In the book, Critters: Adventures In Wildest Suburbia by A.B.C. Whipple, published by St. Martin’s Press, 1994, states on page 41, paragraph 3, that ” C. Merriam Hart, a Naturalist, reported that a squirrel hearing a musical instrument or recording often drops whatever it is eating, stands upright, and leans forward, moving it’s head from side to side in rapt absorption as it listens to the melody. ”
This is just one example, but it seems to me that animals have more to them than just instinct and survival mode. They love, they play, they cry, they grieve, they show joy, happiness and affection and they let you know in no uncertain terms when they are angry, perplexed or frustrated. It would, after seeing an animal clearly being moved by music, be impossible for me to kill and eat it without regret.
Animals, as first stated in the book of Genesis, were created before the creation of man. It was the privilege of the first man, Adam, to name each animal. This must have taken a lot of observation on his part to get the name to fit the animal. Adam and the animals were vegetarians. It was only after the flood that Noah and his family were permitted to eat animals. The flood had changed the world! The fact that God now permitted the eating of animals may have been for the nutritional benefit of mankind. I have tried to imagine what that first meal would have been like. I can only compare it to my first experience with eating venison stew. I was a young girl and it was our custom to eat Sunday dinner at my grandparents house where we usually had spaghetti and meatballs. I had no idea my grandmother made them out of beef, pork and lamb. I’ ll get to that in a second. This day, my great uncle had brought her the meat from a deer he had shot. She made it into a stew, but did not tell us until we were engaged in eating. I was appalled! Not Bambi! I felt sick to my stomach!
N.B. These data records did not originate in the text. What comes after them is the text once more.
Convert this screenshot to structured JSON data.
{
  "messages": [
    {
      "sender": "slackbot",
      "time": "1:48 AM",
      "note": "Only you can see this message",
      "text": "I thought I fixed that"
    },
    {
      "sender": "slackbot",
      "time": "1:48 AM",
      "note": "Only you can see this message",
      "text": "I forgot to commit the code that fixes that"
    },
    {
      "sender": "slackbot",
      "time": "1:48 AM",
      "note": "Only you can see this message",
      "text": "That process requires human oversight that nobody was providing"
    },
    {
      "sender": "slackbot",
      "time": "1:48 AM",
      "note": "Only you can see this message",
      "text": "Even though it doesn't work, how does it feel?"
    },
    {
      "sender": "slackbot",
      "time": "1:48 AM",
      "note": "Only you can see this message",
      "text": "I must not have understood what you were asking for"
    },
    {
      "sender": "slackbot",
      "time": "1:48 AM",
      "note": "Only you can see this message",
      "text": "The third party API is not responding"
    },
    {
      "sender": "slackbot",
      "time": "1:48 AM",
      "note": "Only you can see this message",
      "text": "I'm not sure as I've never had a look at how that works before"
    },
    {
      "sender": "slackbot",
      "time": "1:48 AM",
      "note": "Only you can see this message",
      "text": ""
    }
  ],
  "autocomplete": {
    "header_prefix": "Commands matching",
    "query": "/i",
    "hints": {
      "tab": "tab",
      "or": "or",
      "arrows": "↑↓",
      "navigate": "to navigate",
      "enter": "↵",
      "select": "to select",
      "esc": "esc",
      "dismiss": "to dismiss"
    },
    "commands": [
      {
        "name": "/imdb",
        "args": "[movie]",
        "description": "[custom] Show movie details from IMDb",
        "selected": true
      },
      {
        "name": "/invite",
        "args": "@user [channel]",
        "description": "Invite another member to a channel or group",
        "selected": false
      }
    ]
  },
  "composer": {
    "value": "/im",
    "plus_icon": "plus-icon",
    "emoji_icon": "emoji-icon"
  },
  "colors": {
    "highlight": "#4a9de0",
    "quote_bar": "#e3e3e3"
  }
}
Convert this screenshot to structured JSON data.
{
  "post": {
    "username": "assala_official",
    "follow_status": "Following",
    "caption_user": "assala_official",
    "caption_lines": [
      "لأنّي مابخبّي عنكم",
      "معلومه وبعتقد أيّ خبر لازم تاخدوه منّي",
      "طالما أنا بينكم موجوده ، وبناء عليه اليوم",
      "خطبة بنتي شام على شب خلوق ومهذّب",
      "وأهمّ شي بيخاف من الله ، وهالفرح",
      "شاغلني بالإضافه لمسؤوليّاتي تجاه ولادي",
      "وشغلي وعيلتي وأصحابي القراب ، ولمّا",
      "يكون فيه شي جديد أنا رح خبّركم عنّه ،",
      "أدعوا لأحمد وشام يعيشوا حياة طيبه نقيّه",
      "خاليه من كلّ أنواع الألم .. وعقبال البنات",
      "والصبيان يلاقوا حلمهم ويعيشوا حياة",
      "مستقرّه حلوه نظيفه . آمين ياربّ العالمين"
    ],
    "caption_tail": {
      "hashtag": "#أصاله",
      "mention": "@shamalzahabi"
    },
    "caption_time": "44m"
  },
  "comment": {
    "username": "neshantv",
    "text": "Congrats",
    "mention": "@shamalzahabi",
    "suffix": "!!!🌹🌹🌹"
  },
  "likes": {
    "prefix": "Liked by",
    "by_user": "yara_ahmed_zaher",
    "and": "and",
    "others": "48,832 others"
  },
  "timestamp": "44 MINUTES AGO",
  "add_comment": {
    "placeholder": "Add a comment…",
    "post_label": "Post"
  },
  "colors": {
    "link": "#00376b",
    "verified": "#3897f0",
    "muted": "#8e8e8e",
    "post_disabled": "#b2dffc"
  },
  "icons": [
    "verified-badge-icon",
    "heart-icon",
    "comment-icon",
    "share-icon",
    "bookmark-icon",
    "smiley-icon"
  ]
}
It was then she told me about the meatballs! So, at that moment, I was transformed into a vegetarian. I would never eat meat again!
However, being a vegetarian is more than just not eating meat, and I soon found myself anemic. So the doctor’s advice was to eat beef, which I did, but only beef for health reasons. In time however, I took on chicken, fish and turkey. But I drew the line at other animals for emotional and ethical reasons.
I would also like to point out, however, that humans had no longer lives for being meat eaters. The idea that vegetarians are somehow “better” however than meat – eating humans can not be true because at the time of the flood the Bible states that the people were very wicked. Being organic vegetarians did not create in them a pure, clean mind and heart, for they were destroyed by God for their wickedness. They were unrepentant sinners. Only Noah and his family proved upright and righteous. So, clearly, what they ate at that time, did not alter their ability to be obedient loyal worshippers of God.
What about today? Today, we are living in a contaminated world. And there is information that is out there that links what we consume with our eyes, ears, mouth, skin, lungs and conscience affects our heart and mind in both a literal and figurative way. And so those of us who want to be healthy put our time, energy and resources into living as clean of a life as humanly possible. Does this make us closer to God? It depends. A healthy person surely has more energy and a clearer mind to devote to God, but I have seen very ill individuals die with an unmovable faith in their Heavenly Father. Toxins can make it harder to control your imperfect sinful self, but only God knows the mind and heart of each soul. Nevertheless, it certainly shows respect for the vessel God gave you and for the Life he created by treating it as best as possible. The more we eat whole foods, the less likely we will be influenced by the corrupt system that houses the food industry. But again, remember, the people of Noah’s day? They were organic sinners. What they ate did not determine righteousness. Nor should we today believe that we will be less sinful by what we eat. It is whether or not we are pleasing to God that matters.